The opening scene in Theresa Rebeck’s 2012 play, Dead Accounts, reminds me, oddly enough, of the start of the Broadway show, 42nd Street. I was in attendance at the final preview of that show back in New York in 1980, and after the overture, the sound of the chorus beating out a time step could be heard, then the curtain raised up about three feet and the audience could see the tapping feet in a chorus line that stretched across the width of the proscenium. As the curtain flew up and the number continued, the audience stood and cheered, and, bang-zoom, the show rocketed on to amazing heights. Dead Accounts is not a musical, yet it kicks off in the same kind of thrilling high gear.
Late at night in the neat, modest kitchen of a Cincinnati home, Jack (Doug Mattingly) has just come home from New York, abandoning his career in finance and is going rhapsodic over the carton of ice cream he is consuming and urging his sister, Lorna (Selena Price) to have some. Some isn’t the issue; he has brought home dozens of cartons in all the flavors available. Lorna is sleepily astonished and then alarmed when she finds out that her brother pounded on the glass door of a local supermarket after hours and roused the guy who was cleaning up. The custodian waved him off. So how did he get all this ice cream? He paid the man a thousand dollars! Hmmm…could his erratic behavior be connected to the real issue of his angst, the pending divorce action engaged by his socialite wife, Jenny (Casey O’Keefe)?

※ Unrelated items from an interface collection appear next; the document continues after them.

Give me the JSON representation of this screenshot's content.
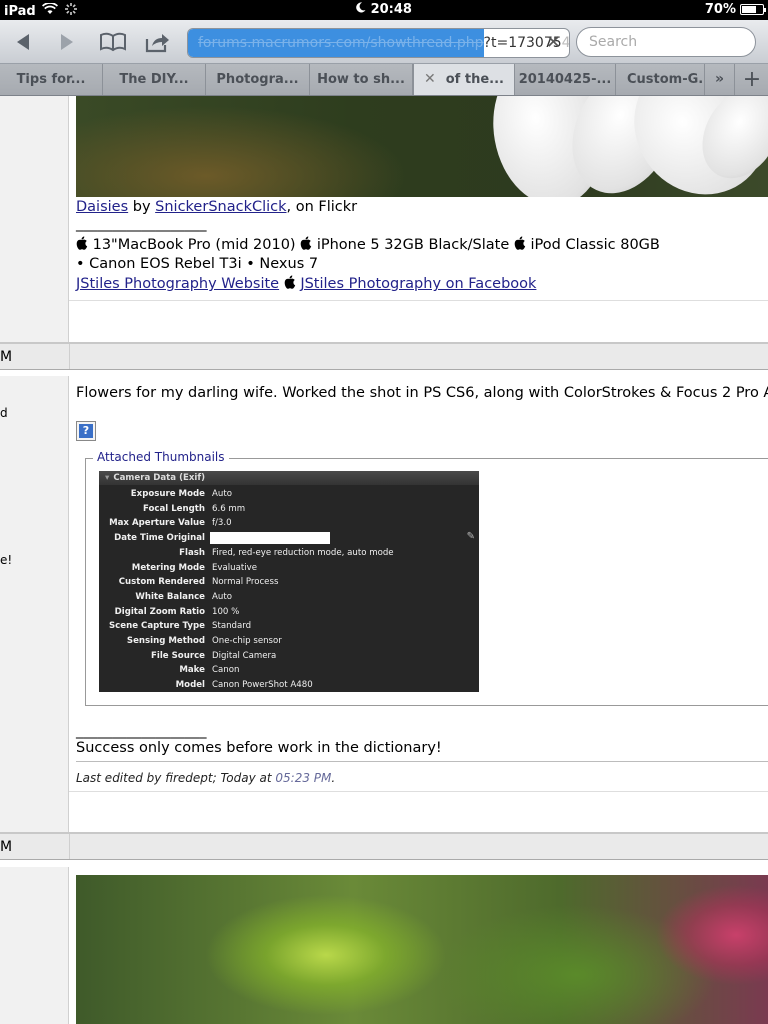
{
  "status_bar": {
    "device": "iPad",
    "time": "20:48",
    "battery_text": "70%",
    "battery_level": 0.7
  },
  "toolbar": {
    "url_selected": "forums.macrumors.com/showthread.php",
    "url_rest": "?t=173075",
    "url_fade": "4",
    "search_placeholder": "Search"
  },
  "tabs": [
    {
      "label": "Tips for..."
    },
    {
      "label": "The DIY..."
    },
    {
      "label": "Photogra..."
    },
    {
      "label": "How to sh..."
    },
    {
      "label": "of the...",
      "active": true
    },
    {
      "label": "20140425-..."
    },
    {
      "label": "Custom-G..."
    }
  ],
  "posts": {
    "post1": {
      "photo_link": "Daisies",
      "by": "by",
      "author_link": "SnickerSnackClick",
      "on_flickr": ", on Flickr",
      "sig_rule": "__________________",
      "sig_line1_a": "13\"MacBook Pro (mid 2010)",
      "sig_line1_b": "iPhone 5 32GB Black/Slate",
      "sig_line1_c": "iPod Classic 80GB",
      "sig_line2": "• Canon EOS Rebel T3i • Nexus 7",
      "website_link": "JStiles Photography Website",
      "facebook_link": "JStiles Photography on Facebook"
    },
    "post2": {
      "header_label": "M",
      "side_char1": "d",
      "side_char2": "e!",
      "body_text": "Flowers for my darling wife. Worked the shot in PS CS6, along with ColorStrokes & Focus 2 Pro A",
      "attached_legend": "Attached Thumbnails",
      "exif_title": "Camera Data (Exif)",
      "exif": [
        {
          "key": "Exposure Mode",
          "value": "Auto"
        },
        {
          "key": "Focal Length",
          "value": "6.6 mm"
        },
        {
          "key": "Max Aperture Value",
          "value": "f/3.0"
        },
        {
          "key": "Date Time Original",
          "value": ""
        },
        {
          "key": "Flash",
          "value": "Fired, red-eye reduction mode, auto mode"
        },
        {
          "key": "Metering Mode",
          "value": "Evaluative"
        },
        {
          "key": "Custom Rendered",
          "value": "Normal Process"
        },
        {
          "key": "White Balance",
          "value": "Auto"
        },
        {
          "key": "Digital Zoom Ratio",
          "value": "100 %"
        },
        {
          "key": "Scene Capture Type",
          "value": "Standard"
        },
        {
          "key": "Sensing Method",
          "value": "One-chip sensor"
        },
        {
          "key": "File Source",
          "value": "Digital Camera"
        },
        {
          "key": "Make",
          "value": "Canon"
        },
        {
          "key": "Model",
          "value": "Canon PowerShot A480"
        }
      ],
      "sig_rule": "__________________",
      "signature": "Success only comes before work in the dictionary!",
      "edited_prefix": "Last edited by firedept; Today at ",
      "edited_time": "05:23 PM",
      "edited_suffix": "."
    },
    "post3": {
      "header_label": "M"
    }
  }
}
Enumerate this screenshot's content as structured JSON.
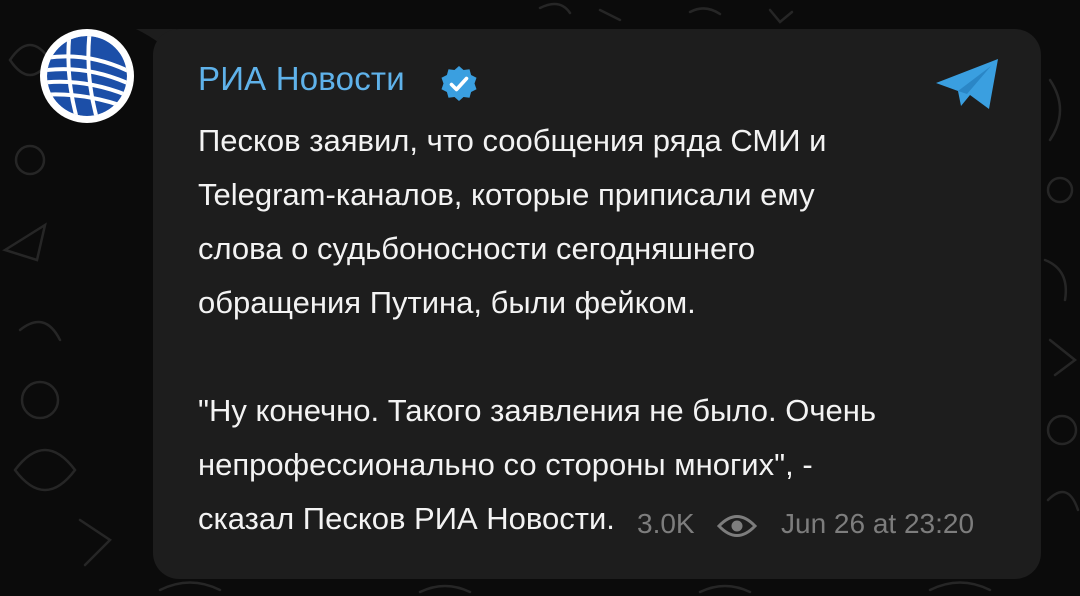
{
  "channel": {
    "name": "РИА Новости",
    "verified": true,
    "accent_color": "#5fb2ea"
  },
  "message": {
    "paragraphs": [
      [
        "Песков заявил, что сообщения ряда СМИ и",
        "Telegram-каналов, которые приписали ему",
        "слова о судьбоносности сегодняшнего",
        "обращения Путина, были фейком."
      ],
      [
        "\"Ну конечно. Такого заявления не было. Очень",
        "непрофессионально со стороны многих\", -",
        "сказал Песков РИА Новости."
      ]
    ]
  },
  "meta": {
    "views": "3.0K",
    "timestamp": "Jun 26 at 23:20"
  },
  "icons": {
    "avatar": "ria-novosti-globe-logo",
    "verified": "verified-badge-icon",
    "platform": "telegram-plane-icon",
    "views": "eye-icon"
  },
  "colors": {
    "background": "#0b0b0b",
    "bubble": "#1d1d1d",
    "text": "#f3f3f3",
    "meta": "#7d7d7d",
    "telegram": "#3a9fe0"
  }
}
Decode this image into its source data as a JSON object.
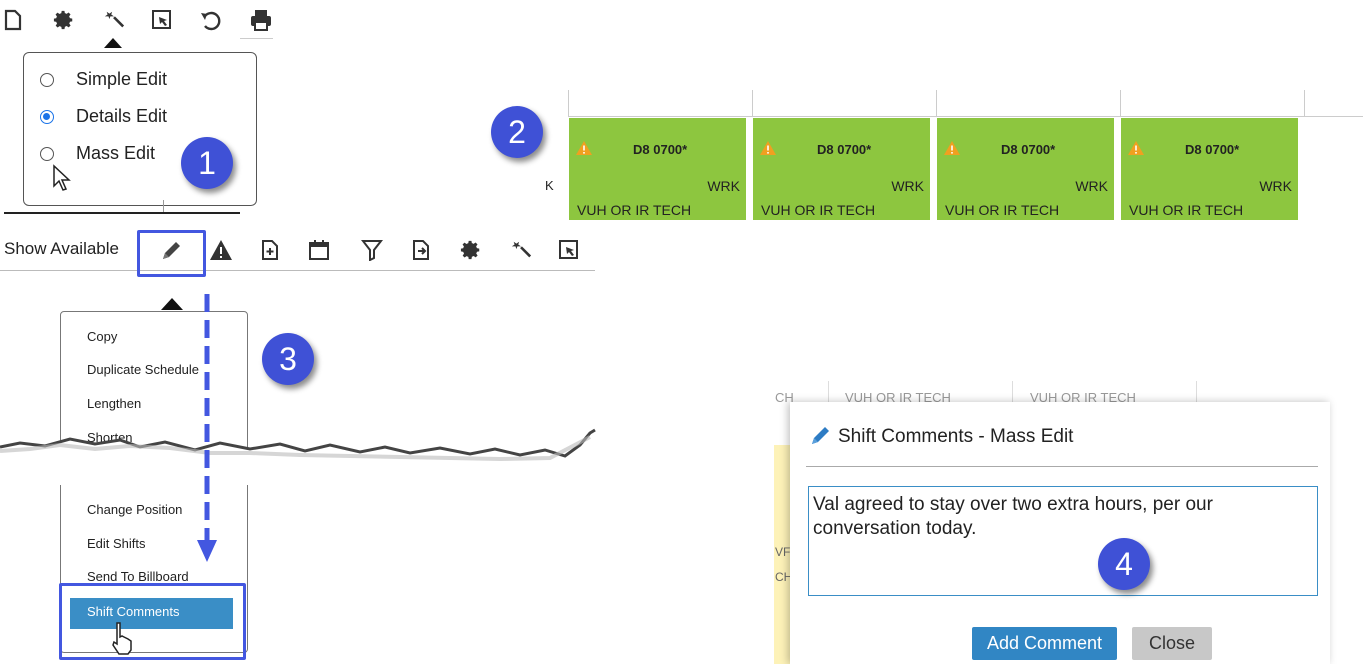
{
  "step_badges": [
    "1",
    "2",
    "3",
    "4"
  ],
  "edit_mode_menu": {
    "options": [
      {
        "label": "Simple Edit",
        "selected": false
      },
      {
        "label": "Details Edit",
        "selected": true
      },
      {
        "label": "Mass Edit",
        "selected": false
      }
    ]
  },
  "schedule": {
    "row_marker": "K",
    "shifts": [
      {
        "code": "D8 0700*",
        "type": "WRK",
        "location": "VUH OR IR TECH"
      },
      {
        "code": "D8 0700*",
        "type": "WRK",
        "location": "VUH OR IR TECH"
      },
      {
        "code": "D8 0700*",
        "type": "WRK",
        "location": "VUH OR IR TECH"
      },
      {
        "code": "D8 0700*",
        "type": "WRK",
        "location": "VUH OR IR TECH"
      }
    ]
  },
  "toolbar": {
    "show_available_label": "Show Available"
  },
  "action_menu": {
    "items_top": [
      "Copy",
      "Duplicate Schedule",
      "Lengthen",
      "Shorten"
    ],
    "items_bottom": [
      "Change Position",
      "Edit Shifts",
      "Send To Billboard"
    ],
    "selected_item": "Shift Comments"
  },
  "background_partial": {
    "left_fragment": "CH",
    "cells": [
      "VUH OR IR TECH",
      "VUH OR IR TECH"
    ],
    "side_fragments": [
      "VF",
      "CH"
    ]
  },
  "comment_dialog": {
    "title": "Shift Comments - Mass Edit",
    "comment_text": "Val agreed to stay over two extra hours, per our conversation today.",
    "add_button": "Add Comment",
    "close_button": "Close"
  },
  "colors": {
    "badge": "#3f51d6",
    "shift_cell": "#8dc63f",
    "menu_selected": "#3a8ec6",
    "primary_button": "#3186c4",
    "highlight": "#4357e0"
  }
}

As portrayed by this cast in this dark comedy production under the excellent direction of Branda Lock, all the characters are unique and appealing, each in their own way. Doug Mattingly as Jack drives the action with Bugs Bunny-like energy and appeal. As the trapped-in-ennui Lorna, Selena Price has wonderful, sloe-eyed charm. Mother Barbara, as portrayed by Geraldine D. Fuentes, is the exemplar of honest Midwest virtue and patience. Tall, handsome Karthik Srinivasan projects wistful warmth as he reveals his burgeoning affection for Lorna. And sleek, svelte and blonde, Casey O’Keefe’s Jenny is the avatar of unapproachable, disdainful old money…until she isn’t.
There are so many things I like about this show. I loved the hilarious scenes where Lorna talks on the phone, while her mother talks over her at the same time. I was amazed by how much real food and drink are consumed in the show. The clean, detailed set by Tristan Griffin, with lights by Bruce Starrett and props by the director, represents a realistic, unpretentious kitchen. It is easily the best set I have seen at Little Fish. Costumes by MarLee Candell support character, place and action. Sound Design by Doug Mattingly is excellent, and features a terrific incidental-music playlist. Aileen Kamoshita manages the stage with confident aplomb.
In researching for this column, I was astonished to learn that the play was regarded as a failure on Broadway, with twenty-seven previews and only forty-four performances, closing long before its projected sixteen-week run. Clearly, Little Fish Theatre has bested Broadway with this production.
Dead Accounts continues its run through June 9 at Little Fish Theatre, San Pedro’s Arts District at 777 S. Centre Street. See it while you can.